§ Directions for this task
Every line of the material below that holds the string "SLEEP" should be copied.

§ Data extracts
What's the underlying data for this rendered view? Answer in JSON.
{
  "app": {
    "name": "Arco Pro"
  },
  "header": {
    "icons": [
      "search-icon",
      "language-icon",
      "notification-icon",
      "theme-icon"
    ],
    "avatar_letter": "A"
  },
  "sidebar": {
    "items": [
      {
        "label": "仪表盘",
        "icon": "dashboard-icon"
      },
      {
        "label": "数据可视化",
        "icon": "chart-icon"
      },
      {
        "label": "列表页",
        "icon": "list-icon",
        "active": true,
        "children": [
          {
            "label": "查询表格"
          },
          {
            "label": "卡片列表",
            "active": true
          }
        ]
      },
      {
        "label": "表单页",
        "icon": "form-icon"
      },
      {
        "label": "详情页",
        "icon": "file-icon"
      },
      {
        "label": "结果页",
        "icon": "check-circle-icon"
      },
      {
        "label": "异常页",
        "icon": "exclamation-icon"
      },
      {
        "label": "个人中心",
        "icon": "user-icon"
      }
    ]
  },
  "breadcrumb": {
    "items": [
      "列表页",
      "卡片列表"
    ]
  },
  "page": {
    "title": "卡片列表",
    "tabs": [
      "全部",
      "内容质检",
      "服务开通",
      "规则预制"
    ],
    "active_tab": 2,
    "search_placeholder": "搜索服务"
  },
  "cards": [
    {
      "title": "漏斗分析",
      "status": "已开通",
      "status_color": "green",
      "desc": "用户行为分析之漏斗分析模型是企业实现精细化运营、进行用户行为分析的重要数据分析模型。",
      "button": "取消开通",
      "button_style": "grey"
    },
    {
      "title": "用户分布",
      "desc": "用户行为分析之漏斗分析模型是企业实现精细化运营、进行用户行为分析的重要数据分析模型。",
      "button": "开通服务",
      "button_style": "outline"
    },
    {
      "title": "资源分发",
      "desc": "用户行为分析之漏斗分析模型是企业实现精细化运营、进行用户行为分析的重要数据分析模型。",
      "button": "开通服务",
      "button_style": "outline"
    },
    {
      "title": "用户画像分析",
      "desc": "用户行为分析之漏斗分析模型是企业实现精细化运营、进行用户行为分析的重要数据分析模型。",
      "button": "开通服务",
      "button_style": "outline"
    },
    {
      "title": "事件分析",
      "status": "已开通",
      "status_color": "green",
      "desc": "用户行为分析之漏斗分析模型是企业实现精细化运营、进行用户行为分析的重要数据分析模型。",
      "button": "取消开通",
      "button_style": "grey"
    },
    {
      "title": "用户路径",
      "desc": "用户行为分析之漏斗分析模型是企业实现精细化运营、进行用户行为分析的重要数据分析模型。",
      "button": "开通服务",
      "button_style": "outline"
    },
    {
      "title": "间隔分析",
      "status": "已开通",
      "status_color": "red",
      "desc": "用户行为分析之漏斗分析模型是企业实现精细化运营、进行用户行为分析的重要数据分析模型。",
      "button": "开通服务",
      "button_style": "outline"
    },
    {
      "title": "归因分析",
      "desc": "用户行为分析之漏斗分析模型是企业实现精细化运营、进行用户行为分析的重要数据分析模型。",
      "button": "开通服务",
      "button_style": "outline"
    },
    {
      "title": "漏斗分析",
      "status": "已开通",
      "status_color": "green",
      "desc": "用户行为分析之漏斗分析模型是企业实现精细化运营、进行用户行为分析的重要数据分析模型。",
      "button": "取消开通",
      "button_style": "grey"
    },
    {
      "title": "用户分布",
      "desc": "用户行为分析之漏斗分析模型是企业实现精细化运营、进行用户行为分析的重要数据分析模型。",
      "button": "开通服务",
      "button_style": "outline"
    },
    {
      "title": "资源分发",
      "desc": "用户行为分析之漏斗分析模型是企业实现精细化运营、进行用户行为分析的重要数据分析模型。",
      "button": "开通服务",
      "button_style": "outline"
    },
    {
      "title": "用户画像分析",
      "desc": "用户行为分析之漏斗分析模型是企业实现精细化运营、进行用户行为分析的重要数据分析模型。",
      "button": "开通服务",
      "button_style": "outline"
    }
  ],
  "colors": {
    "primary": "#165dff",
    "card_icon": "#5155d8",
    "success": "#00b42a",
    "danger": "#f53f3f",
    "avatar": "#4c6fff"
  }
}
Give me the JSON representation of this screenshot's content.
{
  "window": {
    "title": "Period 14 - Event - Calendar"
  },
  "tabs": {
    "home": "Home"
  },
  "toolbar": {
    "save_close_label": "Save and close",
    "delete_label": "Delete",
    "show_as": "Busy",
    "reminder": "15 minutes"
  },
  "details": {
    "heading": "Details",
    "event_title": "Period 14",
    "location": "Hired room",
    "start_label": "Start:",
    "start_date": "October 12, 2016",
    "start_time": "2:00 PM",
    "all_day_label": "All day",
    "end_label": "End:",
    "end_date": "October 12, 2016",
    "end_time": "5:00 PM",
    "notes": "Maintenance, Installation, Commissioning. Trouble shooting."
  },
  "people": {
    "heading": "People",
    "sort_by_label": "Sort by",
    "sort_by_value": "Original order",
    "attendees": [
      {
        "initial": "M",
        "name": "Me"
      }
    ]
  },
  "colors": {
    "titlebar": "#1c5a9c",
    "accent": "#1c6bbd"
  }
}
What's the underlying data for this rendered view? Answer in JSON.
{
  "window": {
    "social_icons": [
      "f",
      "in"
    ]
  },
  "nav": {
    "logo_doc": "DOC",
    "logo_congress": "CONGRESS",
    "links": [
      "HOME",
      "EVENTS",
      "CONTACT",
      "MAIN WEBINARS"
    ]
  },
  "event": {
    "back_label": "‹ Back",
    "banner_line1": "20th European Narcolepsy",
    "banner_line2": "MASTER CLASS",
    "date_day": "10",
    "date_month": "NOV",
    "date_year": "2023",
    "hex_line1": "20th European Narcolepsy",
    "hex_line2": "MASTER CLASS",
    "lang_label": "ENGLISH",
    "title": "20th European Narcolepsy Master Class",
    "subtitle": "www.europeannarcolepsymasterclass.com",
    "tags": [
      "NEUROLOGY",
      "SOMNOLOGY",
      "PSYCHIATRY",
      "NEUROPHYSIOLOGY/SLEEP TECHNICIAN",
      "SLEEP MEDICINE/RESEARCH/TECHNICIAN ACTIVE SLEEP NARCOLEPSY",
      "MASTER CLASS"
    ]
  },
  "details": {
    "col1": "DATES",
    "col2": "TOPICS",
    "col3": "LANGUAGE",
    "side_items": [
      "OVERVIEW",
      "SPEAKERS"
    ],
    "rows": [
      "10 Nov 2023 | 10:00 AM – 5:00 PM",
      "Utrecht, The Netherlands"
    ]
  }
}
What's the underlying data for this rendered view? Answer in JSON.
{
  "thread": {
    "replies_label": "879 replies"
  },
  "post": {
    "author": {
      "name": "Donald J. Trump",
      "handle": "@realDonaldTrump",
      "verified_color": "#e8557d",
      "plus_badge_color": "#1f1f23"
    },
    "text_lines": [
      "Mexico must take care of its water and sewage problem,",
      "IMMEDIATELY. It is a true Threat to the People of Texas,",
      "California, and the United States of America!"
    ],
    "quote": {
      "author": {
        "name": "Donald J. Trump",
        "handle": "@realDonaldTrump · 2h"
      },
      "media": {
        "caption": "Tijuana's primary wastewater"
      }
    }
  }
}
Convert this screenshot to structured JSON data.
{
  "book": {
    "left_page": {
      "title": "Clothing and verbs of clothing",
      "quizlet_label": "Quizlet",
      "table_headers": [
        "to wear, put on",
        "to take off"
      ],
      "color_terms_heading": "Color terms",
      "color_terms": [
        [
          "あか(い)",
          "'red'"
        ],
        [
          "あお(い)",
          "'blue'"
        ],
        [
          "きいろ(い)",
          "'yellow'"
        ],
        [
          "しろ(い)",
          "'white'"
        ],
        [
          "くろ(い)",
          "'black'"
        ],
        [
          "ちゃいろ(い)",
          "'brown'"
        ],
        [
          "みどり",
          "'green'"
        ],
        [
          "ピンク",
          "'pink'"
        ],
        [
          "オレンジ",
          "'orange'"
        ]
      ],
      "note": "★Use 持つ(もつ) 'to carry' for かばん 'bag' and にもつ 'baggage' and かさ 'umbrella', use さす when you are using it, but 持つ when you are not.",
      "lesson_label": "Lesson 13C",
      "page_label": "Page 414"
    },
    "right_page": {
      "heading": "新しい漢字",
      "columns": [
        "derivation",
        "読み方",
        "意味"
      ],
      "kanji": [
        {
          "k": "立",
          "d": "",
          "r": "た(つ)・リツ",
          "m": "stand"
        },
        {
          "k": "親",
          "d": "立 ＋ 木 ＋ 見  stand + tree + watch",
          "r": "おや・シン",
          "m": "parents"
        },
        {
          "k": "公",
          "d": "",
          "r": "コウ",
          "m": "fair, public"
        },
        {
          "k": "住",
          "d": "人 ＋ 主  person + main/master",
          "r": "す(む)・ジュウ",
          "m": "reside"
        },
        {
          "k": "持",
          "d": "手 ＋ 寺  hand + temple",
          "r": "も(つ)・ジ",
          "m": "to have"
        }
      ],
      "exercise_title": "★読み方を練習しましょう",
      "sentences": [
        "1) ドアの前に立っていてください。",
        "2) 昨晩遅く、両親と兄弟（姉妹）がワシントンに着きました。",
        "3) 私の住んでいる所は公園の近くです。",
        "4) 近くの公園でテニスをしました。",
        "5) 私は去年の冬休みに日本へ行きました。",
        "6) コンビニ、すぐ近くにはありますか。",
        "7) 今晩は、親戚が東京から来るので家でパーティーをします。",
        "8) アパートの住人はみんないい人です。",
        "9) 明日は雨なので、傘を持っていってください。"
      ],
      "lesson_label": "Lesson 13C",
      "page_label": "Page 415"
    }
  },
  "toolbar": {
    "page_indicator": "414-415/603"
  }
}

§ Response area
      "NEUROPHYSIOLOGY/SLEEP TECHNICIAN",
      "SLEEP MEDICINE/RESEARCH/TECHNICIAN ACTIVE SLEEP NARCOLEPSY",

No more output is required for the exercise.